— What the task requires —
What is needed is an exact copy of every entry below, with the pictures left out.

— Supplied entries —
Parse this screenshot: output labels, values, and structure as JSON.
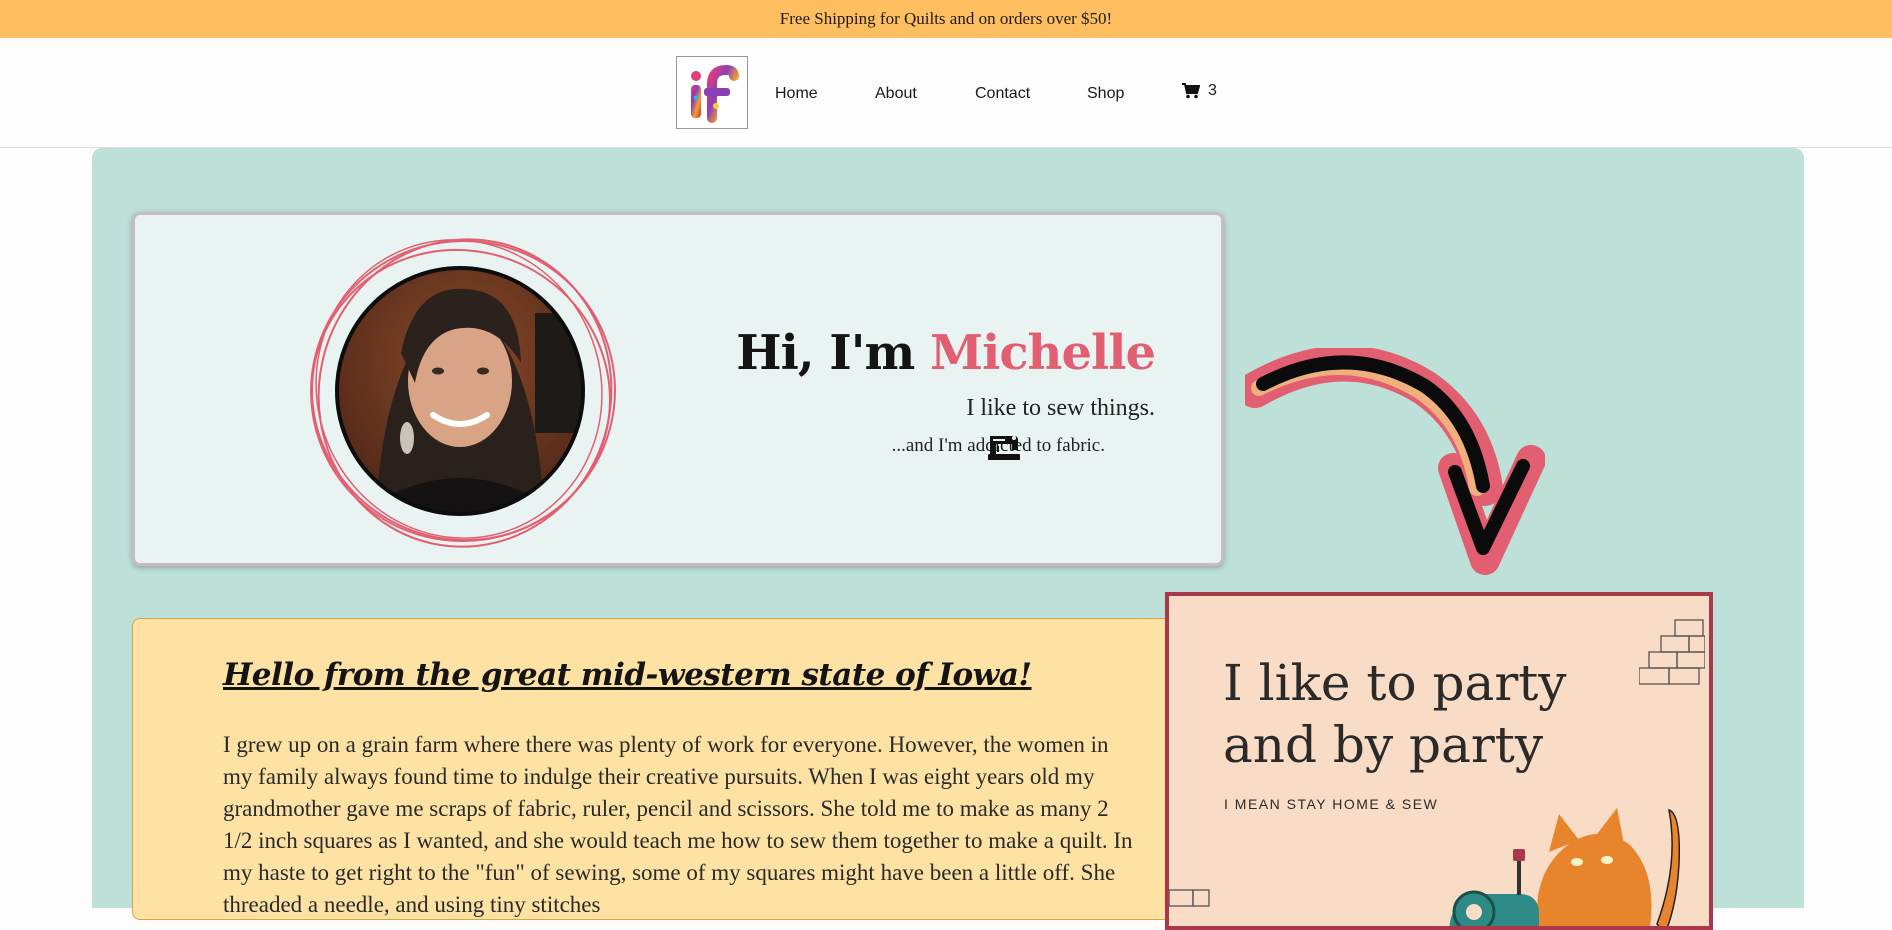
{
  "promo_text": "Free Shipping for Quilts and on orders over $50!",
  "logo_text": "if",
  "nav": {
    "home": "Home",
    "about": "About",
    "contact": "Contact",
    "shop": "Shop",
    "cart_count": "3"
  },
  "hero": {
    "greeting": "Hi, I'm",
    "name": "Michelle",
    "line1": "I like to sew things.",
    "line2": "...and I'm addicted to fabric."
  },
  "story": {
    "heading": "Hello from the great mid-western state of Iowa!",
    "body": "I grew up on a grain farm where there was plenty of work for everyone. However, the women in my family always found time to indulge their creative pursuits. When I was eight years old my grandmother gave me scraps of fabric, ruler, pencil and scissors. She told me to make as many 2 1/2 inch squares as I wanted, and she would teach me how to sew them together to make a quilt. In my haste to get right to the \"fun\" of sewing, some of my squares might have been a little off. She threaded a needle, and using tiny stitches"
  },
  "party": {
    "line1": "I like to party",
    "line2": "and by party",
    "line3": "I MEAN STAY HOME & SEW"
  },
  "colors": {
    "promo_bg": "#ffbf60",
    "main_bg": "#bde0d9",
    "hero_bg": "#e9f4f2",
    "accent": "#e15f70",
    "story_bg": "#fde2a3",
    "party_bg": "#f8dcc6",
    "party_border": "#a8384a"
  },
  "icons": [
    "cart-icon",
    "sewing-machine-icon",
    "arrow-icon",
    "portrait-photo"
  ]
}
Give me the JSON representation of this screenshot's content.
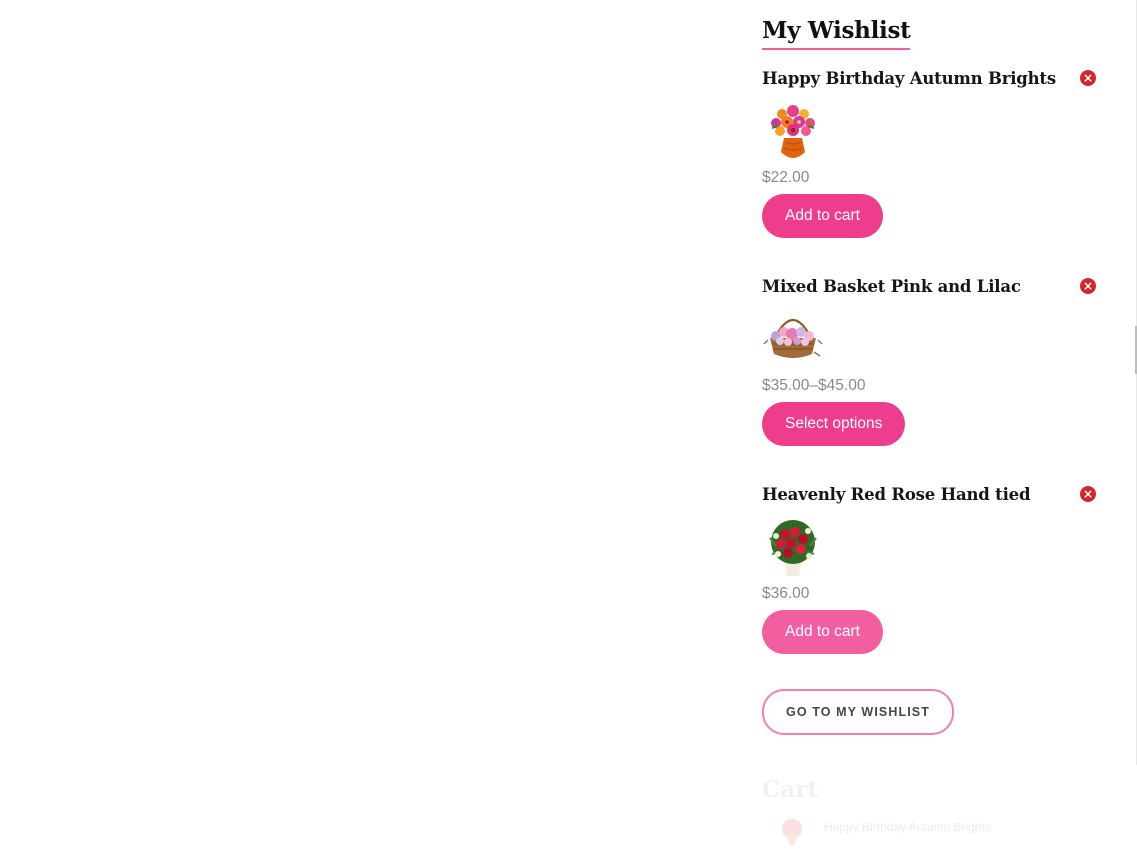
{
  "wishlist": {
    "title": "My Wishlist",
    "items": [
      {
        "name": "Happy Birthday Autumn Brights",
        "price": "$22.00",
        "button_label": "Add to cart",
        "remove_icon": "remove-circle-icon",
        "image": "autumn-bouquet-thumbnail"
      },
      {
        "name": "Mixed Basket Pink and Lilac",
        "price": "$35.00–$45.00",
        "button_label": "Select options",
        "remove_icon": "remove-circle-icon",
        "image": "pink-lilac-basket-thumbnail"
      },
      {
        "name": "Heavenly Red Rose Hand tied",
        "price": "$36.00",
        "button_label": "Add to cart",
        "remove_icon": "remove-circle-icon",
        "image": "red-rose-bouquet-thumbnail"
      }
    ],
    "goto_label": "GO TO MY WISHLIST"
  },
  "cart": {
    "title": "Cart",
    "items": [
      {
        "name": "Happy Birthday Autumn Brights"
      }
    ]
  },
  "colors": {
    "accent": "#ef3d8d",
    "remove": "#d2262e",
    "price": "#8a8a8a",
    "goto_border": "#f37fb0"
  }
}
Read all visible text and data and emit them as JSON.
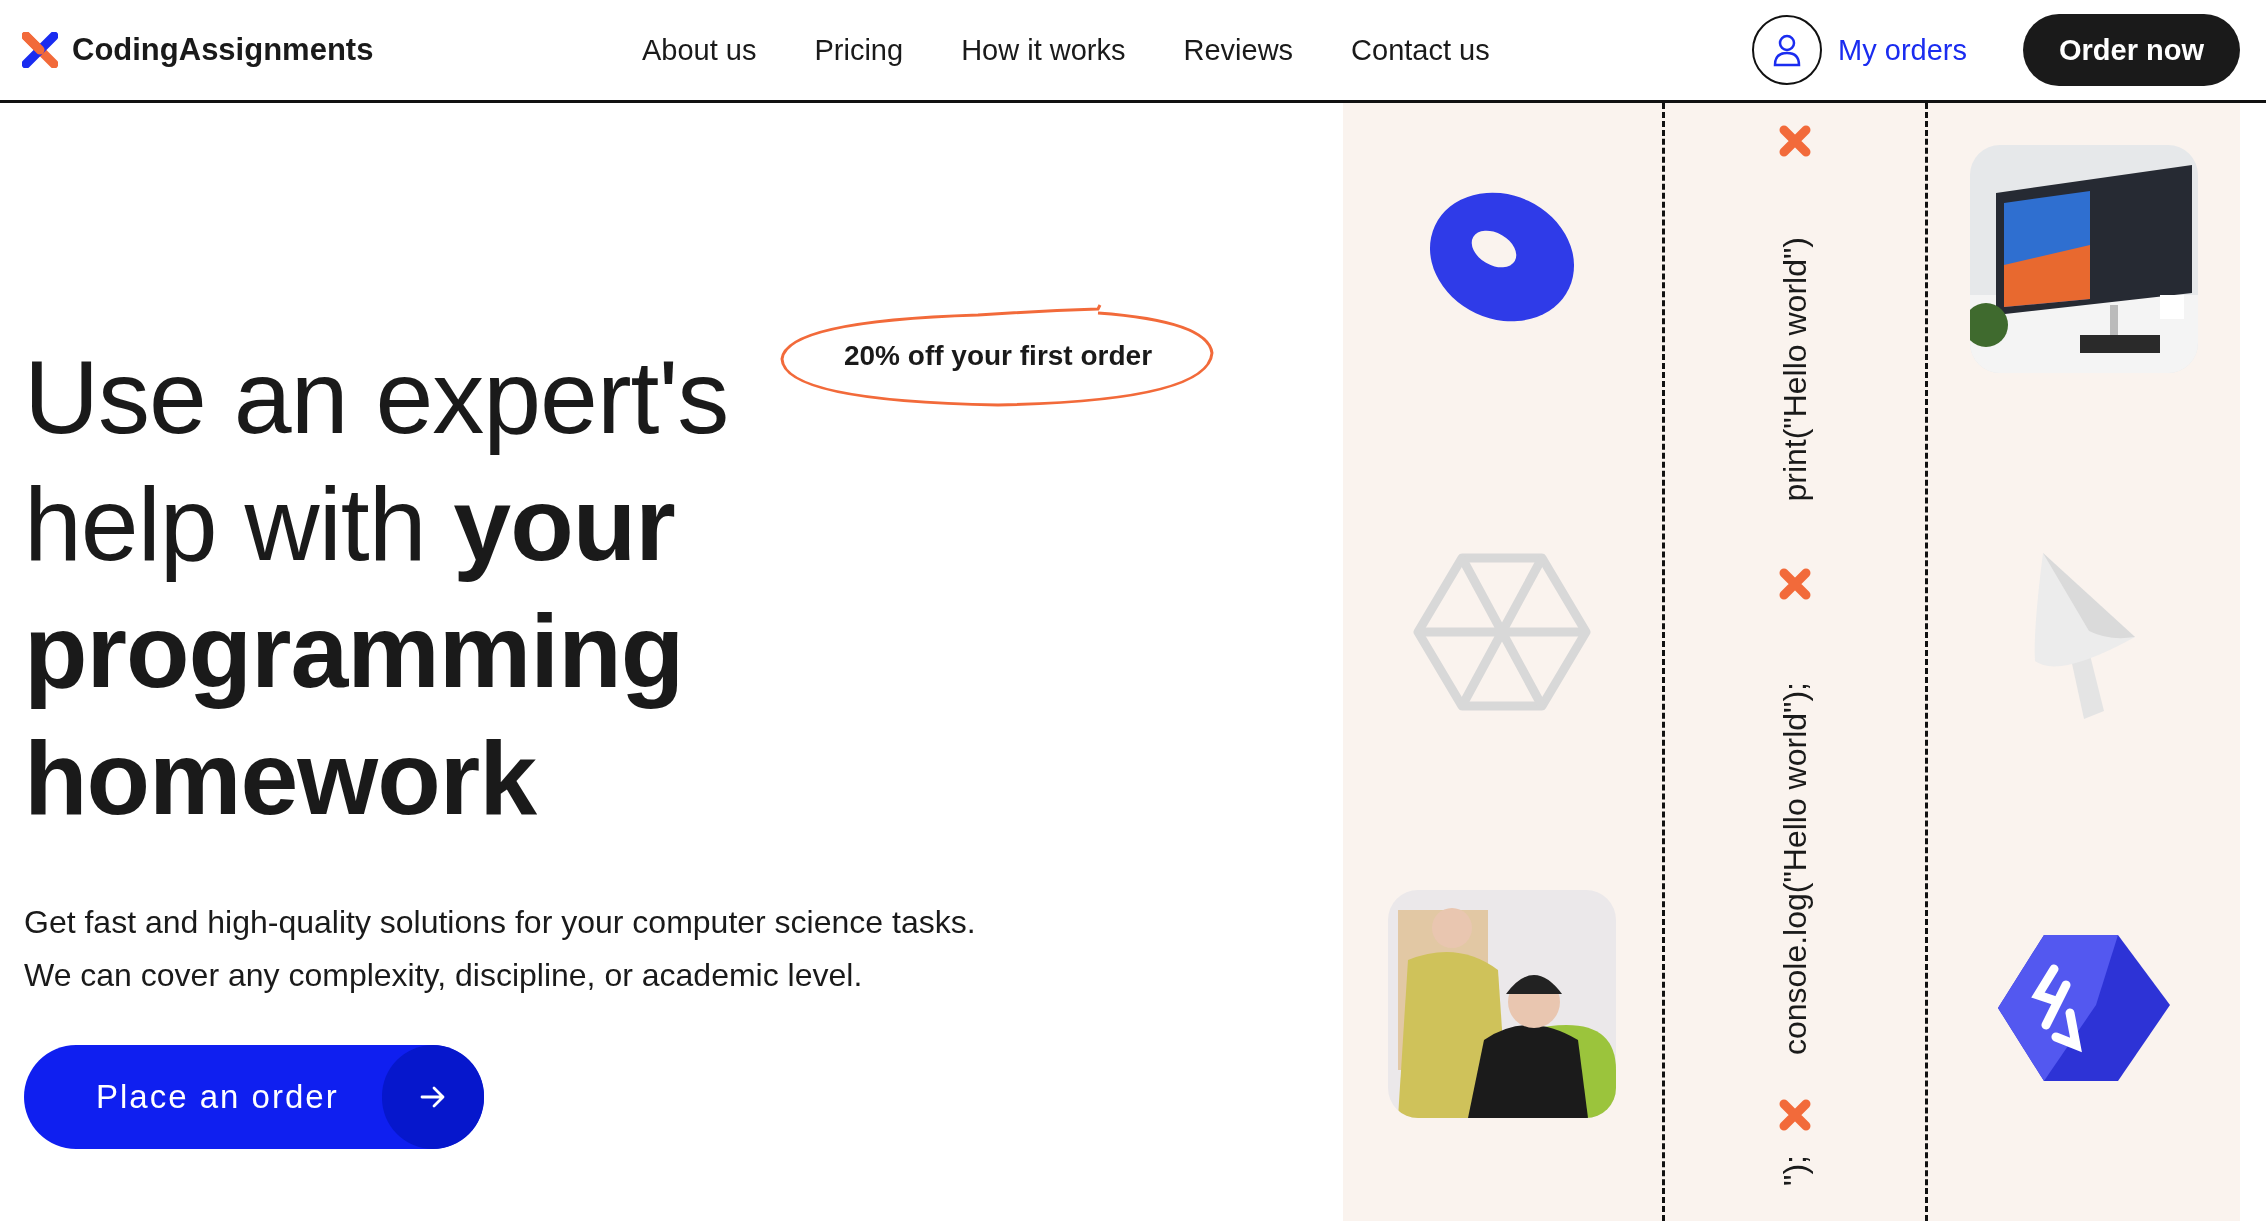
{
  "header": {
    "logo": "CodingAssignments",
    "nav": [
      "About us",
      "Pricing",
      "How it works",
      "Reviews",
      "Contact us"
    ],
    "my_orders": "My orders",
    "order_button": "Order now"
  },
  "hero": {
    "headline": "Use an expert's help with **your programming homework**",
    "badge": "20% off your first order",
    "description": "Get fast and high-quality solutions for your computer science tasks. We can cover any complexity, discipline, or academic level.",
    "cta": "Place an order"
  },
  "showcase": {
    "code_snippets": [
      "print(\"Hello world\")",
      "console.log(\"Hello world\");",
      "\");"
    ],
    "left_column": [
      {
        "kind": "torus"
      },
      {
        "kind": "wire_cube"
      },
      {
        "kind": "picture"
      }
    ],
    "right_column": [
      {
        "kind": "picture"
      },
      {
        "kind": "cone"
      },
      {
        "kind": "code_cube"
      }
    ]
  }
}
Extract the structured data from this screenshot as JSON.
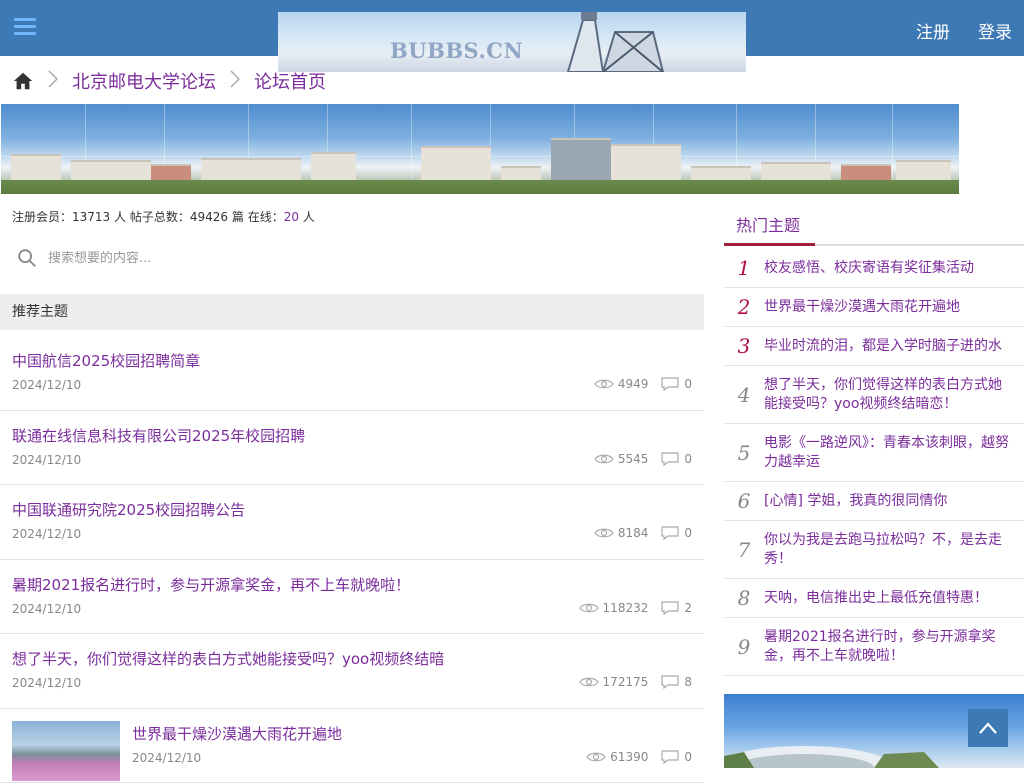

— Output for this exercise —
Parse this screenshot: output labels, values, and structure as JSON.
{
  "promo_text": "Free Shipping for Quilts and on orders over $50!",
  "logo_text": "if",
  "nav": {
    "home": "Home",
    "about": "About",
    "contact": "Contact",
    "shop": "Shop",
    "cart_count": "3"
  },
  "hero": {
    "greeting": "Hi, I'm",
    "name": "Michelle",
    "line1": "I like to sew things.",
    "line2": "...and I'm addicted to fabric."
  },
  "story": {
    "heading": "Hello from the great mid-western state of Iowa!",
    "body": "I grew up on a grain farm where there was plenty of work for everyone. However, the women in my family always found time to indulge their creative pursuits. When I was eight years old my grandmother gave me scraps of fabric, ruler, pencil and scissors. She told me to make as many 2 1/2 inch squares as I wanted, and she would teach me how to sew them together to make a quilt. In my haste to get right to the \"fun\" of sewing, some of my squares might have been a little off. She threaded a needle, and using tiny stitches"
  },
  "party": {
    "line1": "I like to party",
    "line2": "and by party",
    "line3": "I MEAN STAY HOME & SEW"
  },
  "colors": {
    "promo_bg": "#ffbf60",
    "main_bg": "#bde0d9",
    "hero_bg": "#e9f4f2",
    "accent": "#e15f70",
    "story_bg": "#fde2a3",
    "party_bg": "#f8dcc6",
    "party_border": "#a8384a"
  },
  "icons": [
    "cart-icon",
    "sewing-machine-icon",
    "arrow-icon",
    "portrait-photo"
  ]
}
Give me the JSON representation of this screenshot's content.
{
  "wishlist": {
    "title": "My Wishlist",
    "items": [
      {
        "name": "Happy Birthday Autumn Brights",
        "price": "$22.00",
        "button_label": "Add to cart",
        "remove_icon": "remove-circle-icon",
        "image": "autumn-bouquet-thumbnail"
      },
      {
        "name": "Mixed Basket Pink and Lilac",
        "price": "$35.00–$45.00",
        "button_label": "Select options",
        "remove_icon": "remove-circle-icon",
        "image": "pink-lilac-basket-thumbnail"
      },
      {
        "name": "Heavenly Red Rose Hand tied",
        "price": "$36.00",
        "button_label": "Add to cart",
        "remove_icon": "remove-circle-icon",
        "image": "red-rose-bouquet-thumbnail"
      }
    ],
    "goto_label": "GO TO MY WISHLIST"
  },
  "cart": {
    "title": "Cart",
    "items": [
      {
        "name": "Happy Birthday Autumn Brights"
      }
    ]
  },
  "colors": {
    "accent": "#ef3d8d",
    "remove": "#d2262e",
    "price": "#8a8a8a",
    "goto_border": "#f37fb0"
  }
}
Read all visible text and data and emit them as JSON.
{
  "header": {
    "logo": "CodingAssignments",
    "nav": [
      "About us",
      "Pricing",
      "How it works",
      "Reviews",
      "Contact us"
    ],
    "my_orders": "My orders",
    "order_button": "Order now"
  },
  "hero": {
    "headline": "Use an expert's help with **your programming homework**",
    "badge": "20% off your first order",
    "description": "Get fast and high-quality solutions for your computer science tasks. We can cover any complexity, discipline, or academic level.",
    "cta": "Place an order"
  },
  "showcase": {
    "code_snippets": [
      "print(\"Hello world\")",
      "console.log(\"Hello world\");",
      "\");"
    ],
    "left_column": [
      {
        "kind": "torus"
      },
      {
        "kind": "wire_cube"
      },
      {
        "kind": "picture"
      }
    ],
    "right_column": [
      {
        "kind": "picture"
      },
      {
        "kind": "cone"
      },
      {
        "kind": "code_cube"
      }
    ]
  }
}
Extract the structured data from this screenshot as JSON.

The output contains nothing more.